Purpose: We compared health-related quality-of-life (HRQOL) outcomes and survival of men with localized prostate cancer who received aggressive treatment with those receiving conservative management.
Methods: We conducted a population-based cohort study of men aged 75 to 84 years when diagnosed with a clinically localized cancer in 1994 or 1995. We used medical record abstractions and patient surveys to obtain clinical and HRQOL data at diagnosis and 24-month follow-up. We used a propensity score method to adjust for baseline differences between men treated with radical prostatectomy or radiation therapy (n = 175) and men who received hormone therapy or no treatment (n = 290). Propensity scores were used in regression analyses comparing HRQOL outcomes between treatment groups. Overall and disease-specific survivals were estimated with multivariate proportional hazards models.
Results: At 24 months following diagnosis, aggressively treated men were more likely to report daily urinary leakage (odds ratio [OR] = 2.9, 95% confidence interval [CI] 1.2-7.0) and to be bothered by urinary problems (OR = 5.1, 95% CI, 1.3-9.1) and sexual problems (OR = 2.8, 95% CI, 1.2-6.3). The adjusted disease-specific mortality hazard ratio was 0.43 (95% CI, 0.15, 1.28), favoring aggressive treatment. However, the absolute 5-year disease-specific survival difference was only 6% (98% vs 92%). Over 80% of all deaths were from other causes.

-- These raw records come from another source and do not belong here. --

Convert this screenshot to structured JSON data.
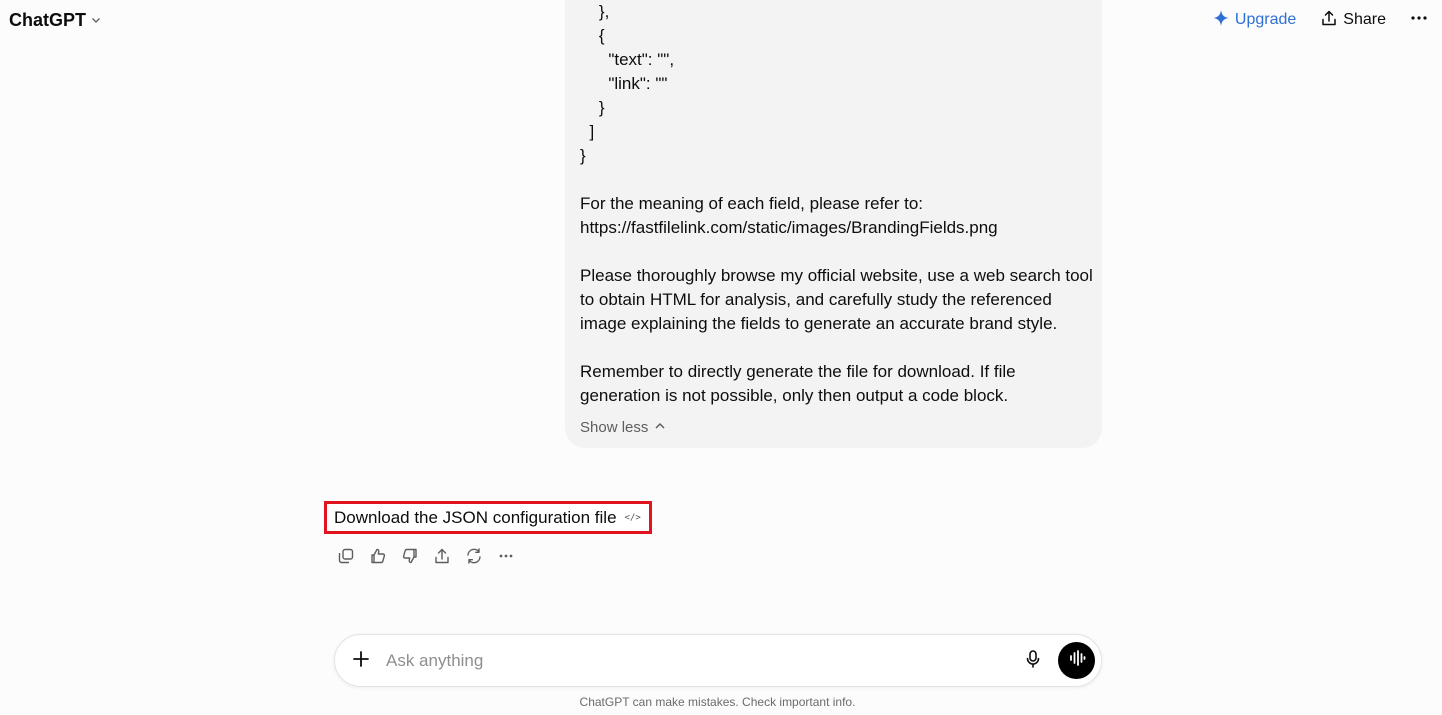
{
  "header": {
    "title": "ChatGPT",
    "upgrade_label": "Upgrade",
    "share_label": "Share"
  },
  "user_message": {
    "code_lines": [
      "    },",
      "    {",
      "      \"text\": \"\",",
      "      \"link\": \"\"",
      "    }",
      "  ]",
      "}"
    ],
    "paragraphs": [
      [
        "For the meaning of each field, please refer to:",
        "https://fastfilelink.com/static/images/BrandingFields.png"
      ],
      [
        "Please thoroughly browse my official website, use a web search tool",
        "to obtain HTML for analysis, and carefully study the referenced",
        "image explaining the fields to generate an accurate brand style."
      ],
      [
        "Remember to directly generate the file for download. If file",
        "generation is not possible, only then output a code block."
      ]
    ],
    "show_less_label": "Show less"
  },
  "assistant_message": {
    "download_link_text": "Download the JSON configuration file",
    "code_badge": "</>"
  },
  "composer": {
    "placeholder": "Ask anything"
  },
  "footer": {
    "disclaimer": "ChatGPT can make mistakes. Check important info."
  },
  "colors": {
    "accent": "#2f6fd6",
    "highlight_border": "#e0141e",
    "bubble_bg": "#f3f3f3"
  },
  "icons": [
    "chevron-down-icon",
    "sparkle-icon",
    "share-icon",
    "more-icon",
    "chevron-up-icon",
    "copy-icon",
    "thumbs-up-icon",
    "thumbs-down-icon",
    "share-icon",
    "regenerate-icon",
    "more-icon",
    "plus-icon",
    "mic-icon",
    "voice-mode-icon"
  ]
}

Conclusions: Aggressive treatment was associated with significant decreases in disease-specific HRQOL. However, men who were aggressively treated for localized cancer had a minimally reduced absolute risk of dying from prostate cancer. Physicians and older patients should consider these outcomes in making decisions about screening and treatment.